Vension: not a great favourite in Australia, nearby in New Zealand, venison is extremely popular. Venison has a rich gamey flavour that is delicious in all slow cooked preparations. Deer is more akin to colder climates so they would be more suited to Australians southern agricultural areas. Deer can be more sustainable, as they do not require large amounts of feed and water. Deer need to be controlled as do goats and rabbits as they can become problematic for environmentally sensitive habitats.
Nose to tail philosophy:
The idea of eating organ meats or offal is not a new idea, cultures have eaten the whole animal for thousands of years. Organ meats resonates with the hunter and gather ethic of wasting nothing and every part has a purpose, from the meat to the skin and bones.
Organ meats are worth considering as an alternative to steak and sausages as they are definitely sustainable and highly nutritious. The organs such as hearts, kidneys, brains and liver are rich in vitamins and minerals. They are a great source of fat-soluble vitamins they are vitamins A, D, E and K. Organ meats are rich in magnesium, iron, copper, choline, B12, phosphorous, zinc and co-enzyme Q10.
Bone marrow, my personal favourite is rich in Alkylglycerols (AKG’s) in bone marrow are shown to increase white blood cell count. Bone marrow is an amazing restorative food for those who have chronic illness, cancer or children who are failing to gain weight.
The idea of eating organ meats may sound unappealing to many people but when I remind people of the culinary and cultural connection with organ meats they suddenly realise that it isn’t that strange. Consider these wonderful examples:
Liver: pate, liver masala, traditional bolognaise and ragout
Kidney: steak and kidney pie
Brains: French crumbed brains
Blood: blood sausages or Boudin Noir
Hearts: stuffings for turkey and duck
Tongue: the Italian classic “Bollito Misto”.
Bone Marrow: osso buco, and my bone marrow custards
Rabbit Ragout Recipe
I am fortunate enough to have a neighbour who supplies me with rabbit that is sustainably and ethically raised on her sons’ farm in Nimbin. My whole family really love this dish, nothing is wasted, the bones are washed clean the pasta demolished. Any left overs, if any, are happily devoured for lunch the next day.
If you are following a low carb diet, swap the pasta for cauliflower and ricotta mash. Of course, zoodles are always a great low carb option or simply serving the ragout on a bed of wilted spinach.
4 rabbit marylands, or one rabbit jointed into pieces
1 onion chopped,
2 cloves of garlic, finely chopped
1 stick of celery, finely chopped
1 large carrot, diced
1 cup of chicken bone broth
2 tins of tomatoes, or one bottle of tomato passata
2 bay leaves
Handful of fresh basil leaves, chopped
Enough pasta for 4 serves, my boys love fresh pappardelle with this dish.
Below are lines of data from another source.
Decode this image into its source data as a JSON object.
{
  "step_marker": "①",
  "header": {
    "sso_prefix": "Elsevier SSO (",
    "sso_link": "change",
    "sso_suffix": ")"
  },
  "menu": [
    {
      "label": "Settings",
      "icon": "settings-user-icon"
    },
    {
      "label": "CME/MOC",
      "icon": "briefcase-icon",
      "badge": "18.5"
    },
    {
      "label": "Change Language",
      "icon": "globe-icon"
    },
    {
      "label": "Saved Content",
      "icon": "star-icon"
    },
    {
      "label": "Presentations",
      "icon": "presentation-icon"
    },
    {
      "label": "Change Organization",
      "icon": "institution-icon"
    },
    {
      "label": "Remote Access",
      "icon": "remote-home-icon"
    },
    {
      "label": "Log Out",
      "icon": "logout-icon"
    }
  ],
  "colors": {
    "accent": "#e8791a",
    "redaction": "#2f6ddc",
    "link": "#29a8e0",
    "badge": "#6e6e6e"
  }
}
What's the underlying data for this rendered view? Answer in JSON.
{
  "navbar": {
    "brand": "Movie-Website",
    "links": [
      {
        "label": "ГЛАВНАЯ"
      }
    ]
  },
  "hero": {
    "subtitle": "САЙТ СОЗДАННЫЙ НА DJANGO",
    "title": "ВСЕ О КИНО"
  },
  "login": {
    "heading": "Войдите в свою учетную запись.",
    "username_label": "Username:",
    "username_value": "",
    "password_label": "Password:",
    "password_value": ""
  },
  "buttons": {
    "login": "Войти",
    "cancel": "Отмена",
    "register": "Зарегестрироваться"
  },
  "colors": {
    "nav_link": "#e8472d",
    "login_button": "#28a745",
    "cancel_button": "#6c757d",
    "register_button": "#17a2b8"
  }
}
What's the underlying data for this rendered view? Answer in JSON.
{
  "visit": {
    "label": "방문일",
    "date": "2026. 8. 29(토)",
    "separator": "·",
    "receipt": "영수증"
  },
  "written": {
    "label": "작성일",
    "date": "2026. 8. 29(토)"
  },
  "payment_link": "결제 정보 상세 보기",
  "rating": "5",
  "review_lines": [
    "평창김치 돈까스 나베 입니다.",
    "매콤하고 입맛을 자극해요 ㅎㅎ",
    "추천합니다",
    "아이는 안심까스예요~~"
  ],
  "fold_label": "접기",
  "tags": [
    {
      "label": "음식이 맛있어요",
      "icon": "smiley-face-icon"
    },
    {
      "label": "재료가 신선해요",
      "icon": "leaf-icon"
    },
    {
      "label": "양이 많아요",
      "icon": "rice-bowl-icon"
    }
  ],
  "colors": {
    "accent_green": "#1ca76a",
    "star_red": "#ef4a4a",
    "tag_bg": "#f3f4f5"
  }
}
Brown the rabbit marylands in olive oil on both sides, remove from the pan. Sauté onion and celery until soft, then add garlic and cook for a couple of minutes. Add carrot, stock, tomato and bay leaves, bring to the boil. Add rabbit pieces and reduce to a simmer, cover and allow to cook for about an hour and a half. I love to use my old cast iron pot for my ragout, this can easily be done in a slow cooker or any cooking vessel that works well for you.
Cook pasta in salted boiling water. Once the ragout is done, add the chopped basil and serve with the pasta. Enjoy with a simple salad of radicchio and fennel.
If you are interested in trying my bone marrow custard here is the link https://www.holymackerelhealth.com/single-post/2018/05/31/Sucking-the-marrow-out-of-life